The idea began by simply asking La Collette Household Reuse and Recycling Centre if they could save the pots. I then put them on Ecycle Jersey and two local schools commented saying they didn’t have any funding for pots and would like to take them.
I first stored the plant pots in the alleyway of my house and now we have collection boxes around the Island.
I came up with the name Potty Eco Pots because it’s just potty how many pots were finding their way to the waste stream that could be gifted and reused, encouraging people to grow more with a small financial outlay for seeds and compost.
How has the project grown over the past two years?
The initiative started by gifting pots to schools and has grown from there. We’ve got two big collection boxes at La Collette and now have various boxes at other sites, including Waitrose on Vallee Des Vaux and behind SCOOP in St Lawrence.All the boxes are made from recycled materials by local carpenters as donations. It’s going to take a bit of time, but we’re going to have at least one box in each parish.
The boxes will stop so many pots from going to the incinerator and will also cut down on people driving to the recycling centre to dump them.
Once all the parishes are covered, we would love to have a pop-up shop in town.
After so many schools wanted pots, we also started giving away tree kits with pots, compost and seeds. At JCG, each student now has a potted tree, which will be planted to create a woodland. St Michael’s school collected 300 kits and will plant them on their land, as are St George’s.
Where do the values of Potty Eco Pots stem from?
The bigger picture is about community and sharing. It’s all about the gift economy, which in my eyes, is the future. It’s also helping cut down on imported goods to the Island. If people aren’t buying pots, they won’t be imported. If these pots can be reused again and again before they hit the incinerator, then that’s great.The wonderful thing about Potty Eco Pots is that 120,000 pots haven’t been burned, so 120,000 pots haven’t been imported.
Organisations are also getting involved. Samarès Manor, for example, is buying bare-root plants and potting them in recycled pots, rather than importing plants in pots.The vision is to expand to other re-use schemes. I’m thinking kitchen utensils, crockery, saucepans and cutlery. We’ve got all the resources we could possibly need, so the idea is to get the whole Island together to share these resources.
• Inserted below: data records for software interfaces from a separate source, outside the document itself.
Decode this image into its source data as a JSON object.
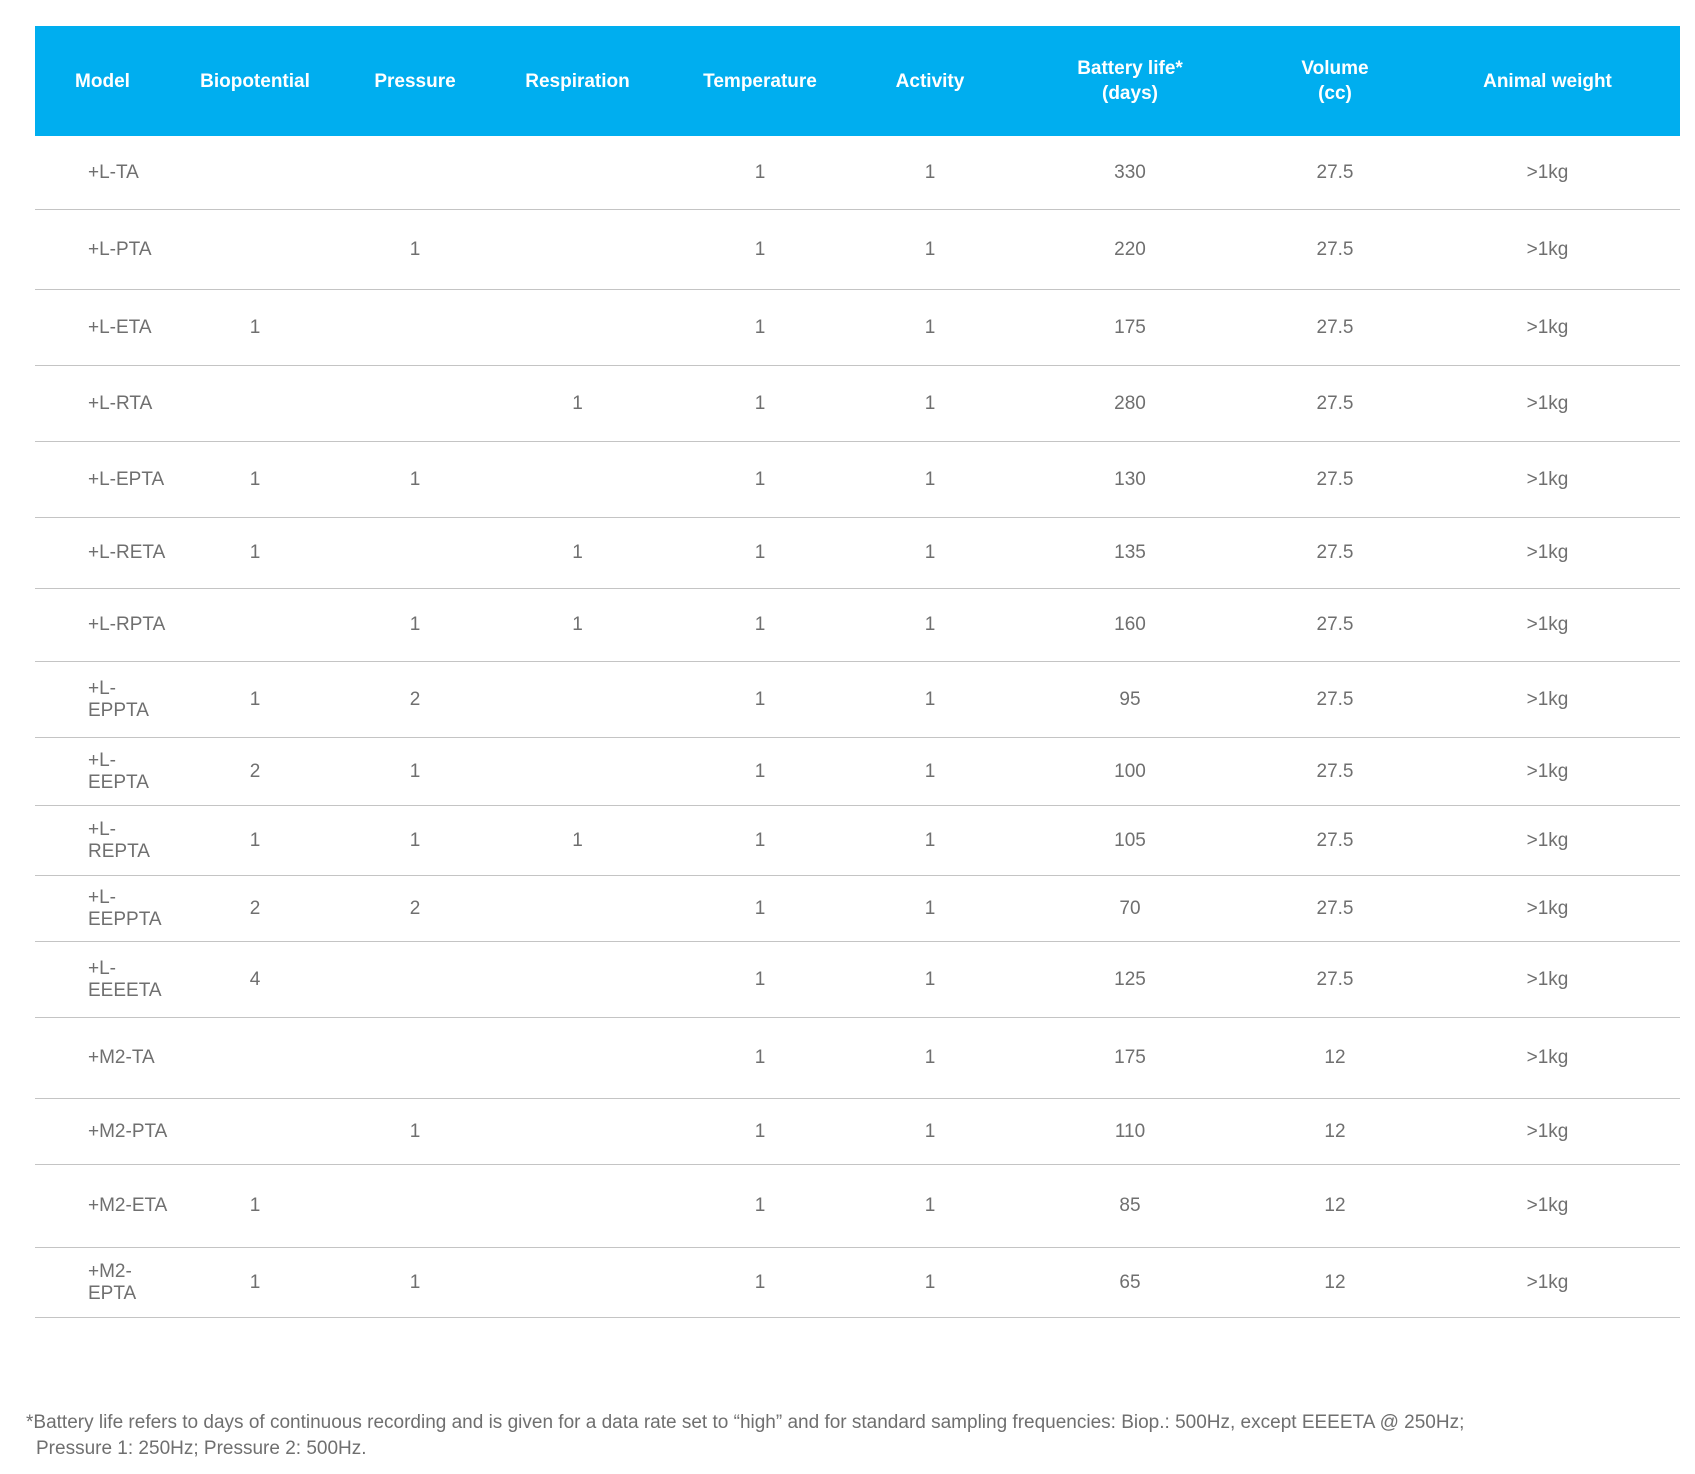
{
  "columns": [
    "Model",
    "Biopotential",
    "Pressure",
    "Respiration",
    "Temperature",
    "Activity",
    "Battery life*\n(days)",
    "Volume\n(cc)",
    "Animal weight"
  ],
  "rows": [
    [
      "+L-TA",
      "",
      "",
      "",
      "1",
      "1",
      "330",
      "27.5",
      ">1kg"
    ],
    [
      "+L-PTA",
      "",
      "1",
      "",
      "1",
      "1",
      "220",
      "27.5",
      ">1kg"
    ],
    [
      "+L-ETA",
      "1",
      "",
      "",
      "1",
      "1",
      "175",
      "27.5",
      ">1kg"
    ],
    [
      "+L-RTA",
      "",
      "",
      "1",
      "1",
      "1",
      "280",
      "27.5",
      ">1kg"
    ],
    [
      "+L-EPTA",
      "1",
      "1",
      "",
      "1",
      "1",
      "130",
      "27.5",
      ">1kg"
    ],
    [
      "+L-RETA",
      "1",
      "",
      "1",
      "1",
      "1",
      "135",
      "27.5",
      ">1kg"
    ],
    [
      "+L-RPTA",
      "",
      "1",
      "1",
      "1",
      "1",
      "160",
      "27.5",
      ">1kg"
    ],
    [
      "+L-EPPTA",
      "1",
      "2",
      "",
      "1",
      "1",
      "95",
      "27.5",
      ">1kg"
    ],
    [
      "+L-EEPTA",
      "2",
      "1",
      "",
      "1",
      "1",
      "100",
      "27.5",
      ">1kg"
    ],
    [
      "+L-REPTA",
      "1",
      "1",
      "1",
      "1",
      "1",
      "105",
      "27.5",
      ">1kg"
    ],
    [
      "+L-EEPPTA",
      "2",
      "2",
      "",
      "1",
      "1",
      "70",
      "27.5",
      ">1kg"
    ],
    [
      "+L-EEEETA",
      "4",
      "",
      "",
      "1",
      "1",
      "125",
      "27.5",
      ">1kg"
    ],
    [
      "+M2-TA",
      "",
      "",
      "",
      "1",
      "1",
      "175",
      "12",
      ">1kg"
    ],
    [
      "+M2-PTA",
      "",
      "1",
      "",
      "1",
      "1",
      "110",
      "12",
      ">1kg"
    ],
    [
      "+M2-ETA",
      "1",
      "",
      "",
      "1",
      "1",
      "85",
      "12",
      ">1kg"
    ],
    [
      "+M2-EPTA",
      "1",
      "1",
      "",
      "1",
      "1",
      "65",
      "12",
      ">1kg"
    ]
  ],
  "footnote": {
    "line1": "*Battery life refers to days of continuous recording and is given for a data rate set to “high” and for standard sampling frequencies: Biop.: 500Hz, except EEEETA @ 250Hz;",
    "line2": "Pressure 1: 250Hz; Pressure 2: 500Hz."
  },
  "colors": {
    "header_bg": "#00aeef",
    "header_text": "#ffffff",
    "body_text": "#6f6f6f",
    "rule": "#c4c4c4"
  }
}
Write to me, Kalina Le Marquand, for more information – Potty Eco Pots